  5. All reference questions were answered from one reference desk
  6. Monday mornings the entire staff filed cards into the catalog
  7. On opening day, our staff numbered 9 people
  8. A large part of our opening day collection was discarded from the Wayne County General Hospital collection
  9. The night before we opened we worried that no one would come
  10. At the end of our first open day, there wasn't even 1 picture book left on the shelf
  11. The book drop was a long 3 floors down when the elevator wasn't working & books were hauled up the stairs in canvas bags
  12. Name badges looked like this
  13. A president visited the library
  14. It was big news when in 1990 we stopped charging rental fees for videos, compact discs, and new books
  15. In the late 80s there was a shortage of public librarians that really threatened our ability to offer the best customer service possible
  16. The library once had an assistant director [it was me!]
  17. My confirming letter
  18. The library has always been known for its strong customer service and was the front page feature of the July 1990 "Customer Service Report"
  19. Books received a due date stamp rather than a printed receipt
  20. Reference questions were answered from reference books rather than from the internet
  21. We maintained a Fugitive Fact file of reference questions which I believe morphed into what is now Google
  22. Old newspapers were viewed on microfilm rather than as digitized images on the web
  23. The library once had a LAN instead of internet databases
  24. Books were checked out with paper forms rather than on a PC
  25. Many of the best-selling authors of 30 years ago are still best-selling authors today
  26. Email didn't exist and we mostly ran around desk-to-desk when we needed to communicate with colleagues
  27. Phone messages were delivered on pink memo slips rather than via voicemail
  28. Students prepared reports using our typewriters rather than computers
  29. Students used the Readers' Guide To Periodical Literature to search for magazine articles
  30. Our library logo was once a tree

Mad Men at CPL

The New York Public Library posted a list last month with many of the books that appear or are mentioned in the acclaimed TV series Mad Men. If you love the show, or are looking for what people may have read in the 1960s, these are the titles from the NYPL list that CPL has:

The best of everything: a novel by Rona Jaffe

The chrysanthemum and the sword: patterns of Japanese culture by Ruth Benedict; with a foreword by Ezra F. Vogel

Exodus by Leon Uris

Contest: Most Intriguing People

Three presidential candidates took part in the 1992 presidential debates: Republican nominee and then current President George H.W. Bush, Democratic nominee William Jefferson Clinton, and Independent Texas billionaire H. Ross Perot. Which two of these nominees were also named to People Weekly's annual list of the 25 Most Intriguing People of 1992?

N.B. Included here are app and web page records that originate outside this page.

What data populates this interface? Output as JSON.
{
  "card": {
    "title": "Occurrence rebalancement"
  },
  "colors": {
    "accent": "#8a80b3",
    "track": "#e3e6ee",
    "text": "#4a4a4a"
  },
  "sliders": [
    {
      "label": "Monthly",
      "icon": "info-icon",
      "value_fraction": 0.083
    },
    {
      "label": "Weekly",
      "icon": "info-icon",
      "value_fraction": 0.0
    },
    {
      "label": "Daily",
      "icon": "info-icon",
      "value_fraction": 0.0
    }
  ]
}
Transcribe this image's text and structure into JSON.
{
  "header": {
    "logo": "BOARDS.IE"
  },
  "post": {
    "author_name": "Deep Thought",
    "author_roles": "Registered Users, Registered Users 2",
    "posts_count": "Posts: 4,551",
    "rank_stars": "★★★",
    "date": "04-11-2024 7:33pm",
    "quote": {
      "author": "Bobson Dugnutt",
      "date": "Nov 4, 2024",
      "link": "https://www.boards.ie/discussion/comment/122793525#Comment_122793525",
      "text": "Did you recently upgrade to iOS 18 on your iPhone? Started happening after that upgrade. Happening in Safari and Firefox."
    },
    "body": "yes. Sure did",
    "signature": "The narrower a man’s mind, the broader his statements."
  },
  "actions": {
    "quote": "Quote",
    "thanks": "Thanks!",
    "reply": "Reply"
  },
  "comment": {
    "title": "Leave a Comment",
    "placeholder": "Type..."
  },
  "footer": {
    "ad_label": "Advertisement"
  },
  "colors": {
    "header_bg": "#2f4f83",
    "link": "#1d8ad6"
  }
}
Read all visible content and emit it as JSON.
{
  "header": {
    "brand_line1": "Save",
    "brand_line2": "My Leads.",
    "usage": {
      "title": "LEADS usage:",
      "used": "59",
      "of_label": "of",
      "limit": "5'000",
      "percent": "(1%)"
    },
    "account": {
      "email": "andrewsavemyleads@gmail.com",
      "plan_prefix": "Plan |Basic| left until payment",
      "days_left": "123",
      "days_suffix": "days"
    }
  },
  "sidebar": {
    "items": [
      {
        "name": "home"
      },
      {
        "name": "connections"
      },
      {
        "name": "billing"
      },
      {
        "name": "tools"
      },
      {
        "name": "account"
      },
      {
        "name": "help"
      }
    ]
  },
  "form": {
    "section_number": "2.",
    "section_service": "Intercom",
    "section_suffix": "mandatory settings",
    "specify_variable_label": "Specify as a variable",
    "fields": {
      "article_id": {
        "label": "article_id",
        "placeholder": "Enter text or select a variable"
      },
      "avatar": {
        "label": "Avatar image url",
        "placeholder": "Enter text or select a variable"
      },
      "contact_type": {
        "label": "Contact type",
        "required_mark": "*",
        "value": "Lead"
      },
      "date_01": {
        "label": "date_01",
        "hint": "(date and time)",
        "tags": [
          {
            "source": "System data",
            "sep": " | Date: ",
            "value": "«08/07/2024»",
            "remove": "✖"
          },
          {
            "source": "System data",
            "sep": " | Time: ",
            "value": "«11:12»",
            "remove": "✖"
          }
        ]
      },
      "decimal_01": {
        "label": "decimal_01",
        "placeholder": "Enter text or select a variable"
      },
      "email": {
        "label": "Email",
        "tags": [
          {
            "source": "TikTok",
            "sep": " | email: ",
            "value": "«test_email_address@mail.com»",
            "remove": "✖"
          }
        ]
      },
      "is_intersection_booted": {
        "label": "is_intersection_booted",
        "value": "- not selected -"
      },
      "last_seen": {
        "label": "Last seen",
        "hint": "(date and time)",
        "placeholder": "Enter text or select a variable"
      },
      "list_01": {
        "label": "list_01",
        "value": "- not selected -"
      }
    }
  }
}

The first poster with a correct answer that includes a link to the CPL database where you found it wins a prize!

Sew Retro

Sew retro : 25 vintage-inspired projects for the modern girl & a stylish history of the sewing revolution by Judi Ketteler
This book is a treasure trove for the home sewer. It offers quick glimpses into the history of home sewing and includes easy projects inspired by vintage pieces. The vintage color photographs and illustrations are enough to make this a fun book to flip through, but the projects are also great for hobby seamstresses at any level.